EXERCISE INSTRUCTIONS. The reply should contain all of the data below, word for word.

<<<<

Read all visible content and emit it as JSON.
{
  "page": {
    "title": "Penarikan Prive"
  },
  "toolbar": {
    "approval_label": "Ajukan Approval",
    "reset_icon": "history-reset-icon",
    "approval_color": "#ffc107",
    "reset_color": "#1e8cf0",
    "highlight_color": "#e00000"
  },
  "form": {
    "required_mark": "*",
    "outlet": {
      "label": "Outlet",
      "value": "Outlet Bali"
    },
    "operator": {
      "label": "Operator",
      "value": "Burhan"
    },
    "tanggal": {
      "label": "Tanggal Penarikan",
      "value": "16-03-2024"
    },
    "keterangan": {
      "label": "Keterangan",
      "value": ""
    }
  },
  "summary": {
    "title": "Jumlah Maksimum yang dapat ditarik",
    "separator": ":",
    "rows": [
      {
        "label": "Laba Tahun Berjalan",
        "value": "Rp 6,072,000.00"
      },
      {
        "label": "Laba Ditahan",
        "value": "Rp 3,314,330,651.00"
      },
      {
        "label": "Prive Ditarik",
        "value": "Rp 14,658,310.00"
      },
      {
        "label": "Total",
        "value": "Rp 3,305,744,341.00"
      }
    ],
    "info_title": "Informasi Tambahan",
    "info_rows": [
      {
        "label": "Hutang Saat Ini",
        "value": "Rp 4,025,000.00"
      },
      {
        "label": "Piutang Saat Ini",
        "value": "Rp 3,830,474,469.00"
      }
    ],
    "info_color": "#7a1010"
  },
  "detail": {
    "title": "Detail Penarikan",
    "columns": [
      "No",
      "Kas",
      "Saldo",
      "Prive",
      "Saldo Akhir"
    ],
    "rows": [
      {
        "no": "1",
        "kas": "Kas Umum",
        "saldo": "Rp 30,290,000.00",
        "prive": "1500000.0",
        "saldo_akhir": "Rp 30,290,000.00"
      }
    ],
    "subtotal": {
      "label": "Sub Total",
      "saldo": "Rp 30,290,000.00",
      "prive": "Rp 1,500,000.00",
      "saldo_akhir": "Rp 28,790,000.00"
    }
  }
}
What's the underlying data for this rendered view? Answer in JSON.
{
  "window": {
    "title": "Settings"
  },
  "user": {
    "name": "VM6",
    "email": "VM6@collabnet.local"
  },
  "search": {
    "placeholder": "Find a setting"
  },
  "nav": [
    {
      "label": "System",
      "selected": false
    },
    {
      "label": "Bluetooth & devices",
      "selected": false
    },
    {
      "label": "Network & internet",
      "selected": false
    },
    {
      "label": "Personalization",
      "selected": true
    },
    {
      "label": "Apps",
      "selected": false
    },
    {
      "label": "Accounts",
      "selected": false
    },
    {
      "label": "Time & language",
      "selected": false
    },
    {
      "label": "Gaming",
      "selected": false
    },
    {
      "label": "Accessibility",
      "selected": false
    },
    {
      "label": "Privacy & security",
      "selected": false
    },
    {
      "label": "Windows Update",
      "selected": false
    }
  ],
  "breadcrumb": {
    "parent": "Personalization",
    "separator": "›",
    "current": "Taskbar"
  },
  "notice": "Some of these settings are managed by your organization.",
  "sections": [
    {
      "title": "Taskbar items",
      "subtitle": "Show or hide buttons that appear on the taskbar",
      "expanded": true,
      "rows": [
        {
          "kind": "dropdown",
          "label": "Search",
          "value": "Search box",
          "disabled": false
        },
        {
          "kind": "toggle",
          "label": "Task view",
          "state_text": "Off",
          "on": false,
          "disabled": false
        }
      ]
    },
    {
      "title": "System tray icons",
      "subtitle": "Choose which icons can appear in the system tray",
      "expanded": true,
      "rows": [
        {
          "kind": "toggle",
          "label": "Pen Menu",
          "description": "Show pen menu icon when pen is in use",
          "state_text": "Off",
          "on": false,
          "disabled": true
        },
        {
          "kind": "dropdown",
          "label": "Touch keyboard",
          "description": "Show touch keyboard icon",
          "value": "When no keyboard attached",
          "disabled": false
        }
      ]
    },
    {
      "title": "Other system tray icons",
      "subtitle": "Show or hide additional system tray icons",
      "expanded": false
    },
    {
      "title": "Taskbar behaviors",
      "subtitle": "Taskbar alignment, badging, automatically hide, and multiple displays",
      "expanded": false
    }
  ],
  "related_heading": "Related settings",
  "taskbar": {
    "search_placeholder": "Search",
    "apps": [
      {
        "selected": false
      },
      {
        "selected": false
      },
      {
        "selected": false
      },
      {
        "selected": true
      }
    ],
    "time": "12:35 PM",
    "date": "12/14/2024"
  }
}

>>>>

RESULT.
Read all visible content and emit it as JSON.
{
  "page": {
    "title": "Penarikan Prive"
  },
  "toolbar": {
    "approval_label": "Ajukan Approval",
    "reset_icon": "history-reset-icon",
    "approval_color": "#ffc107",
    "reset_color": "#1e8cf0",
    "highlight_color": "#e00000"
  },
  "form": {
    "required_mark": "*",
    "outlet": {
      "label": "Outlet",
      "value": "Outlet Bali"
    },
    "operator": {
      "label": "Operator",
      "value": "Burhan"
    },
    "tanggal": {
      "label": "Tanggal Penarikan",
      "value": "16-03-2024"
    },
    "keterangan": {
      "label": "Keterangan",
      "value": ""
    }
  },
  "summary": {
    "title": "Jumlah Maksimum yang dapat ditarik",
    "separator": ":",
    "rows": [
      {
        "label": "Laba Tahun Berjalan",
        "value": "Rp 6,072,000.00"
      },
      {
        "label": "Laba Ditahan",
        "value": "Rp 3,314,330,651.00"
      },
      {
        "label": "Prive Ditarik",
        "value": "Rp 14,658,310.00"
      },
      {
        "label": "Total",
        "value": "Rp 3,305,744,341.00"
      }
    ],
    "info_title": "Informasi Tambahan",
    "info_rows": [
      {
        "label": "Hutang Saat Ini",
        "value": "Rp 4,025,000.00"
      },
      {
        "label": "Piutang Saat Ini",
        "value": "Rp 3,830,474,469.00"
      }
    ],
    "info_color": "#7a1010"
  },
  "detail": {
    "title": "Detail Penarikan",
    "columns": [
      "No",
      "Kas",
      "Saldo",
      "Prive",
      "Saldo Akhir"
    ],
    "rows": [
      {
        "no": "1",
        "kas": "Kas Umum",
        "saldo": "Rp 30,290,000.00",
        "prive": "1500000.0",
        "saldo_akhir": "Rp 30,290,000.00"
      }
    ],
    "subtotal": {
      "label": "Sub Total",
      "saldo": "Rp 30,290,000.00",
      "prive": "Rp 1,500,000.00",
      "saldo_akhir": "Rp 28,790,000.00"
    }
  }
}
What's the underlying data for this rendered view? Answer in JSON.
{
  "window": {
    "title": "Settings"
  },
  "user": {
    "name": "VM6",
    "email": "VM6@collabnet.local"
  },
  "search": {
    "placeholder": "Find a setting"
  },
  "nav": [
    {
      "label": "System",
      "selected": false
    },
    {
      "label": "Bluetooth & devices",
      "selected": false
    },
    {
      "label": "Network & internet",
      "selected": false
    },
    {
      "label": "Personalization",
      "selected": true
    },
    {
      "label": "Apps",
      "selected": false
    },
    {
      "label": "Accounts",
      "selected": false
    },
    {
      "label": "Time & language",
      "selected": false
    },
    {
      "label": "Gaming",
      "selected": false
    },
    {
      "label": "Accessibility",
      "selected": false
    },
    {
      "label": "Privacy & security",
      "selected": false
    },
    {
      "label": "Windows Update",
      "selected": false
    }
  ],
  "breadcrumb": {
    "parent": "Personalization",
    "separator": "›",
    "current": "Taskbar"
  },
  "notice": "Some of these settings are managed by your organization.",
  "sections": [
    {
      "title": "Taskbar items",
      "subtitle": "Show or hide buttons that appear on the taskbar",
      "expanded": true,
      "rows": [
        {
          "kind": "dropdown",
          "label": "Search",
          "value": "Search box",
          "disabled": false
        },
        {
          "kind": "toggle",
          "label": "Task view",
          "state_text": "Off",
          "on": false,
          "disabled": false
        }
      ]
    },
    {
      "title": "System tray icons",
      "subtitle": "Choose which icons can appear in the system tray",
      "expanded": true,
      "rows": [
        {
          "kind": "toggle",
          "label": "Pen Menu",
          "description": "Show pen menu icon when pen is in use",
          "state_text": "Off",
          "on": false,
          "disabled": true
        },
        {
          "kind": "dropdown",
          "label": "Touch keyboard",
          "description": "Show touch keyboard icon",
          "value": "When no keyboard attached",
          "disabled": false
        }
      ]
    },
    {
      "title": "Other system tray icons",
      "subtitle": "Show or hide additional system tray icons",
      "expanded": false
    },
    {
      "title": "Taskbar behaviors",
      "subtitle": "Taskbar alignment, badging, automatically hide, and multiple displays",
      "expanded": false
    }
  ],
  "related_heading": "Related settings",
  "taskbar": {
    "search_placeholder": "Search",
    "apps": [
      {
        "selected": false
      },
      {
        "selected": false
      },
      {
        "selected": false
      },
      {
        "selected": true
      }
    ],
    "time": "12:35 PM",
    "date": "12/14/2024"
  }
}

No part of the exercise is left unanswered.